On 31 Aug the opposition parties jointly said “the ruling party is once again refusing to fulfil its commitments to the European Union, including judicial reform, thus significantly undermining the country's democratic development and international reputation, and poses a significant threat to Euro-Atlantic integration.”


Observers and opposition parties now say that the upcoming local elections have, in effect, become a “referendum” on the Georgian Dream.

What has the environment been like in the lead up to the election?

International election observer the OSCE published an interim report in mid-September which outlined that “the pre-election environment is marked by deep polarization between governing and opposition parties”, describing “the discourse as aggressive, with frequent accusations of disinformation being spread”. The report adds “most opposition parties met by the ODIHR EOM [the OSCE team in Georgia] state that the political environment unduly favours the ruling party”.


The Georgian Dream’s political posters dominate Tbilisi, the capital city.
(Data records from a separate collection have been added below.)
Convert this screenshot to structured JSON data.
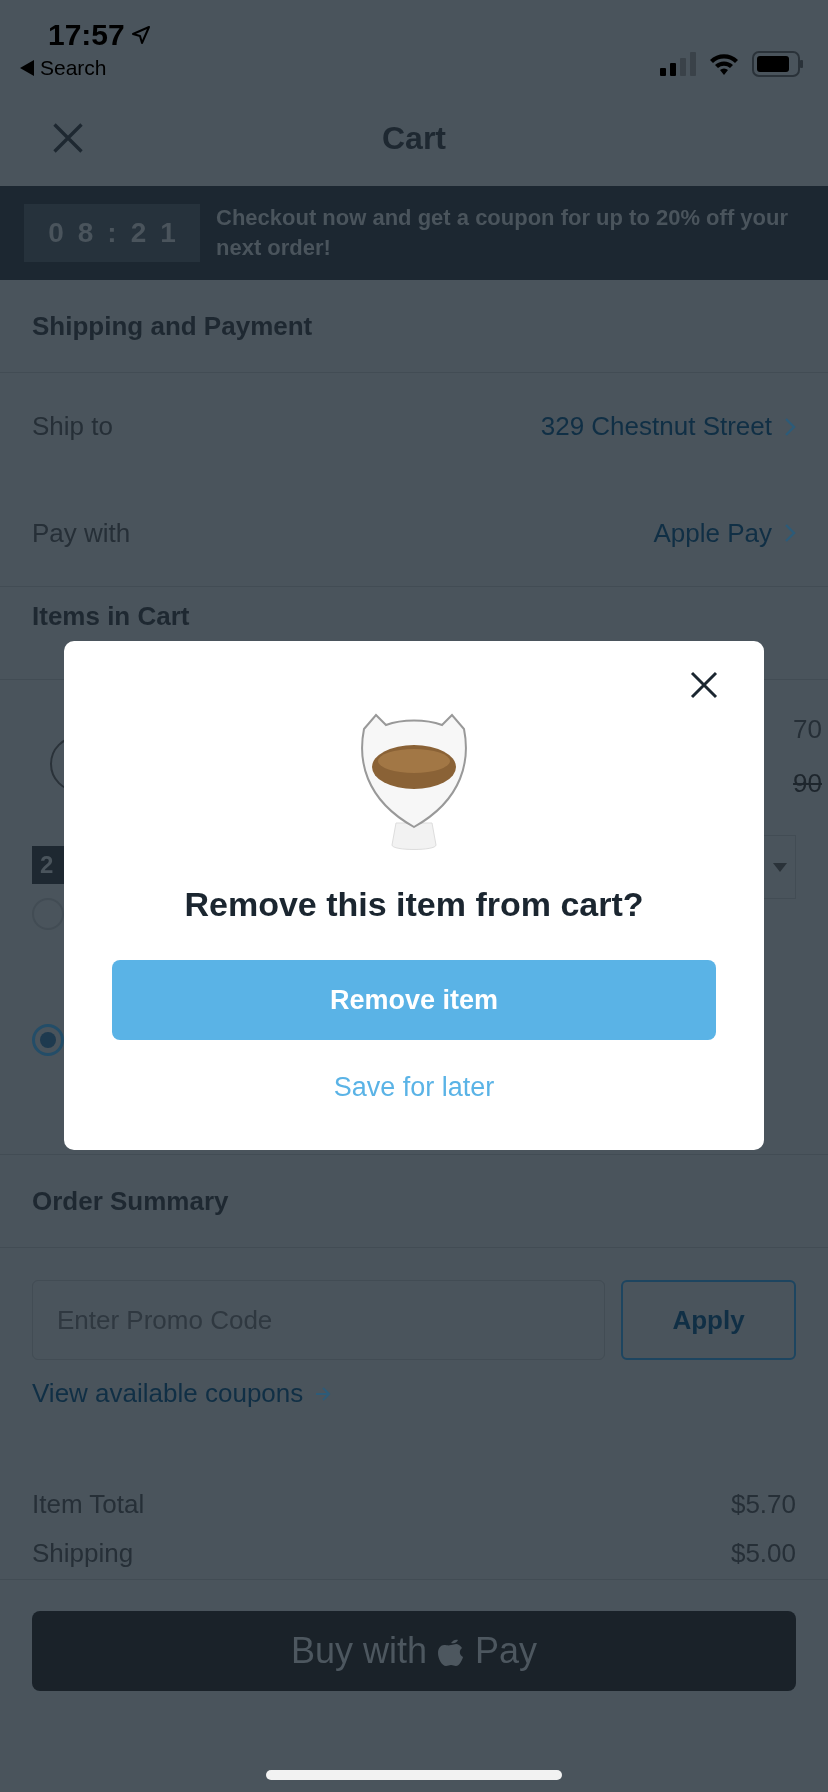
{
  "status_bar": {
    "time": "17:57",
    "back_label": "Search"
  },
  "header": {
    "title": "Cart"
  },
  "promo_banner": {
    "timer": "08:21",
    "message": "Checkout now and get a coupon for up to 20% off your next order!"
  },
  "shipping_payment": {
    "heading": "Shipping and Payment",
    "rows": [
      {
        "label": "Ship to",
        "value": "329 Chestnut Street"
      },
      {
        "label": "Pay with",
        "value": "Apple Pay"
      }
    ]
  },
  "items_in_cart": {
    "heading": "Items in Cart",
    "quantity": "2",
    "price": "70",
    "original_price": "90",
    "options": [
      {
        "selected": false
      },
      {
        "selected": true
      }
    ]
  },
  "order_summary": {
    "heading": "Order Summary",
    "promo_placeholder": "Enter Promo Code",
    "apply_label": "Apply",
    "coupons_link": "View available coupons",
    "totals": [
      {
        "label": "Item Total",
        "value": "$5.70"
      },
      {
        "label": "Shipping",
        "value": "$5.00"
      }
    ]
  },
  "buy_button": {
    "label_before": "Buy with",
    "label_after": "Pay"
  },
  "modal": {
    "title": "Remove this item from cart?",
    "primary_action": "Remove item",
    "secondary_action": "Save for later"
  }
}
Additional police have been mobilised to patrol the capital.

What are the strategic implications?

Georgia is geographically and culturally nestled between Asia and Europe. To the north is Russia and to the south is Turkey. Its rugged and mountainous terrain has in part explained that despite the significant geopolitical influences, Georgian identity and the Georgian nation has remained fiercely resolute. Georgia resoundingly voted for independence in March 1991 and became the first non-Baltic Soviet republic formally to proclaim independence from Moscow, seceding from the USSR and creating the modern-day Georgian state. Despite the country's strong independence and linguistic and cultural differences, Russia’s influence in Georgia is not insignificant.


The Abkhazia and South Ossetia problem persisted post-independence, with Russia lending (continued) military support to the Abkhazians in 1993 and South Ossetians in 2008. Both are autonomous Georgian regions that do not participate in Georgian elections that Russia recognises as “independent”. The two regions account for a fifth of Georgia’s territory.

"Despite the country's strong independence and linguistic and cultural differences, Russia’s influence in Georgia is not insignificant."

Russia has soft power influence through the 70,000 members of the Russian diaspora in Georgia. Additionally Russian tourists make up the majority of foreign visitors in Georgia.


Russia is Georgia’s second largest trade partner, comprising 11 percent of total Georgian trade in 2017-2018. In addition to trade, remittances from Georgian citizens living in Russia make up a significant share of Georgia’s economy.


The Georgian Dream is “at the command of a pro-Russian oligarch, Bidzina Ivanishvili”. Ivanishvili, who has spent a good deal of time in Russia favours closer ties with them, and has previously been accused of bribing voters.


The Georgian Dream’s refusal to accept the second tranche loan and “dumping” of the EU’s 19 April agreement damages the country's Euro-Atlantic integration, and by consequence, increases its vulnerability to Russian state influence.

"These developments damage Georgia's Euro-Atlantic integration, and by consequences increase its vulnerability to Russian state interference"

It is not just the results of the local election that will provide insight into the possible strategic implications of this, the actions of Georgian Dream following the election will also be key. Winning the election with over 43% of the vote will likely embolden their anti-democratic and pro-Russia moves. On the other hand, if they lose the election or fail to reach 43%, Georgia will likely see the opposition parties resume their protests, and increase the country’s political polarisation.


Domestic instability skews in favour of the Russia-friendly Georgian Dream. These developments in Georgia are significantly in Russia’s interests, as is the continued “oligarchisation” of Ivanishvili and his party, which makes Georgia more vulnerable to the Kremlin’s meddling.


Georgia’s local election on Saturday will likely be conducted in relative safety, but the strategic implications of the election will be significantly higher than the potholes and waste collection issues that are the usual focus in local elections.

Written by Luke James

Edited by Owen Swift